Here’s what I’m saying: Al Horford is the team MVP. It’s not Kyrie. Yes, he has a great case, but Horford is the epitome of a most valuable player.
I can think of several players who could replace Kyrie and provide similar production. The superstar guards, like Westbrook, Curry, and Harden would provide the same impact, while lower caliber guys, like Kemba Walker or Mike Conley (or even Isaiah Thomas, for that matter) could do 80 percent of what Kyrie’s doing.
How many guys in the league could legitimately replace Al Horford and seamlessly fit into the offense? Possibly Marc Gasol. Demarcus Cousins maybe from a talent perspective, but his personality would conflict with the team. Anthony Davis is a superior player, but from an IQ and passing standpoint, he’s not on Horford’s level. Towns and Embiid are still too young.

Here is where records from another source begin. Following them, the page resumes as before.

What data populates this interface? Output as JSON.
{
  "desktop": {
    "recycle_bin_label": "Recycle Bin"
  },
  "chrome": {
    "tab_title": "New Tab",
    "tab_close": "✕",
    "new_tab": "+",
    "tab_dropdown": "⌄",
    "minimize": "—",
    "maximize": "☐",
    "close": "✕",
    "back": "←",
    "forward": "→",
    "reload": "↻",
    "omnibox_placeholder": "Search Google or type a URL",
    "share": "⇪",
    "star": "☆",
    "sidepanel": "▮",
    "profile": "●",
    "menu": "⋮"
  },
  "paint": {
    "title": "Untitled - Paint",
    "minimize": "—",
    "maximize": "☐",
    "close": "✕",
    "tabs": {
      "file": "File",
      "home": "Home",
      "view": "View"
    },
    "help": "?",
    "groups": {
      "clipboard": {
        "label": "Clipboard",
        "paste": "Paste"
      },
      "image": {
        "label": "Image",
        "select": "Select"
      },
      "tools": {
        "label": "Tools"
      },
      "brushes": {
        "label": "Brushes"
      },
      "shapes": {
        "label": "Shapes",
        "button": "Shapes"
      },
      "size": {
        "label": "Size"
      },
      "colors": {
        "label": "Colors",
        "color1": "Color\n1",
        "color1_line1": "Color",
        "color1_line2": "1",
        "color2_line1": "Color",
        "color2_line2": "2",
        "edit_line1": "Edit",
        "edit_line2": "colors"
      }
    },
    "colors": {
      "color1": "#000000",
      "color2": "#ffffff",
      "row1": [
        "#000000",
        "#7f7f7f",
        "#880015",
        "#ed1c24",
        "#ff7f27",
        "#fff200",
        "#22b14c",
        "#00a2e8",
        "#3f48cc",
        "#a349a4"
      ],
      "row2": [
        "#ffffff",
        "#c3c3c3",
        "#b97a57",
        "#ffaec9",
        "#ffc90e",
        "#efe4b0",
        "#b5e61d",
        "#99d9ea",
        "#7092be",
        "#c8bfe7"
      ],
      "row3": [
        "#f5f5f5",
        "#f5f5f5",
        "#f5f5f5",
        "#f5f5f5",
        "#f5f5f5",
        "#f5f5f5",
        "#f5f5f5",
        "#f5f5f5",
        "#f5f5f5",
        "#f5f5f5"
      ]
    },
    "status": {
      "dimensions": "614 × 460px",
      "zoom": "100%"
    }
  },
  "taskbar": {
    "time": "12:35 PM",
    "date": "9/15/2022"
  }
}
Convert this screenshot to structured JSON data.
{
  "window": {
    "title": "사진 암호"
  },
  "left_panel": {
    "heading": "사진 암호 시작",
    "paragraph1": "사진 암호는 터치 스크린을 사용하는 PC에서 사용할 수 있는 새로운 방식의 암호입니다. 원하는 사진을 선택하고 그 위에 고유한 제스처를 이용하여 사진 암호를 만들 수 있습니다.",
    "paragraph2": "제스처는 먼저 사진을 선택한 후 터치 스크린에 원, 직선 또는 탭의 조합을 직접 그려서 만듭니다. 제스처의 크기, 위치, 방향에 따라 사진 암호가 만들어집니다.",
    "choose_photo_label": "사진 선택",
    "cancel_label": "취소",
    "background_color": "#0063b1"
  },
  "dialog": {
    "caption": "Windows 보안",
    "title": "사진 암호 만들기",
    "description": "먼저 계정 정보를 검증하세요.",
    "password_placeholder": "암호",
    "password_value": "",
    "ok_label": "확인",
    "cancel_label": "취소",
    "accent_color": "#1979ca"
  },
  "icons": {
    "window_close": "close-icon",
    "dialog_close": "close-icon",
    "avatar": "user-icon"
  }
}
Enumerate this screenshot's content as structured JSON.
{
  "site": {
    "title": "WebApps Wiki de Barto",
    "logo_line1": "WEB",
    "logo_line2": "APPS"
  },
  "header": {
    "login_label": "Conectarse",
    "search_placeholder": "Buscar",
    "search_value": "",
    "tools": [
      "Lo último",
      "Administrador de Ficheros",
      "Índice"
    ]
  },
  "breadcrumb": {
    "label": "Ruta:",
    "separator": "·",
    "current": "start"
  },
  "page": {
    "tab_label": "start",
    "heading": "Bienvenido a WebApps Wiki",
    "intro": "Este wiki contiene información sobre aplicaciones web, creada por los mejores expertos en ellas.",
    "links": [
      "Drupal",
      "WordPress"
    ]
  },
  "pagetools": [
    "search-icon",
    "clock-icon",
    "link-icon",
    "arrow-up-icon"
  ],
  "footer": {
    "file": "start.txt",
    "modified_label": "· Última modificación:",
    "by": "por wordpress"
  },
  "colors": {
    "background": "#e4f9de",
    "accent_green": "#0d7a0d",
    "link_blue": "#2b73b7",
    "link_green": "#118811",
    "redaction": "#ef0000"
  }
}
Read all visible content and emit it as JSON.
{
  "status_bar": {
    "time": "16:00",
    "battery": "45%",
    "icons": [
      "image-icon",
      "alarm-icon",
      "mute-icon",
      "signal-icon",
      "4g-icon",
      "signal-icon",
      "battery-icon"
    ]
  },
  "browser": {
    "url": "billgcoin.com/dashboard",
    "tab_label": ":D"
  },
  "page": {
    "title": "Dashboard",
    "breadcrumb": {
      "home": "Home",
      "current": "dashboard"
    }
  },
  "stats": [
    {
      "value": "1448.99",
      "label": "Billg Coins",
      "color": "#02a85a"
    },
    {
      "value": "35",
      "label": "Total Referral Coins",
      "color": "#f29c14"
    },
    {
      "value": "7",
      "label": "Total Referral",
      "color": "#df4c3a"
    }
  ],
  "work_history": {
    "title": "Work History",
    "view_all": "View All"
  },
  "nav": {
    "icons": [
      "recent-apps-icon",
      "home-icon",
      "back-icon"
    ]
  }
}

Additionally, with inexperienced guys like Tatum, Brown, Ojeleye, Theis, and Rozier, they follow the lead of veterans. It’s tough to emulate Kyrie’s dazzling offensive abilities. Horford always makes the right pass, always plays hard on defense, always puts the team ahead of himself. He’s an 11-year veteran and a four-time all-star, and in the ego-driven NBA environment, it’s rare to find a talented player whose such a selfless teammate. When a team has that kind of leader, its not surprising that the young players display an advanced level of maturity.
This is NOT a knock on Kyrie, but a recognition of Horford’s unique skillset and how it meshes with the team’s success.
For the second straight week, Atkinson went out of his way to praise Horford… and he didn’t even play. Guys who’ve been around Horford know his true value, how his impact extends beyond the stat sheet. It’s not surprising hearing these comments.
He’s an all-star lock, and if he continues this pace, he’ll earn 2nd team All-NBA. Are the sports radio guys still killing him about the contract? I’d imagine there are some glorious “freezing cold takes” from last year.
In case you forgot, Ainge traded the No. 1 overall pick in last year’s draft to Philadelphia for the No. 3 selection and another first-round pick. The additional pick would be one of two held by the 76ers, one acquired from the Lakers, the other via Sacramento. The Celtics would get the Los Angeles pick if it fell between No. 2 and 5 this season. If it didn’t then the C’s would take the Kings first-rounder in 2019.
Here is seemingly the best scenario for the Celtics: Lakers finish with the second-worst record in the NBA. Guess where they stand after losing their ninth straight, Friday night? That’s right. Sitting with the second-worst record in the NBA.
All of a sudden, “#Lakerspick” is a Twitter must-follow.
The Lakers ended their 9-game losing streak last night against Atlanta. But never fear… it was only Atlanta. They needed to face the NBA’s worst team to end their losing streak. The Lakers are awful, much worse than the Nets, and Danny Ainge is once again looking like a genius.
The Rest of the Links:
Boston Globe: Kyrie Focused on Being a Leader
Boston Herald: Celtics Grab Extended Break with London Trip
NBC Sports: Jason Tatum Takes Shot with Leadership
Basketball Insiders: Celtics Could Win NBA Finals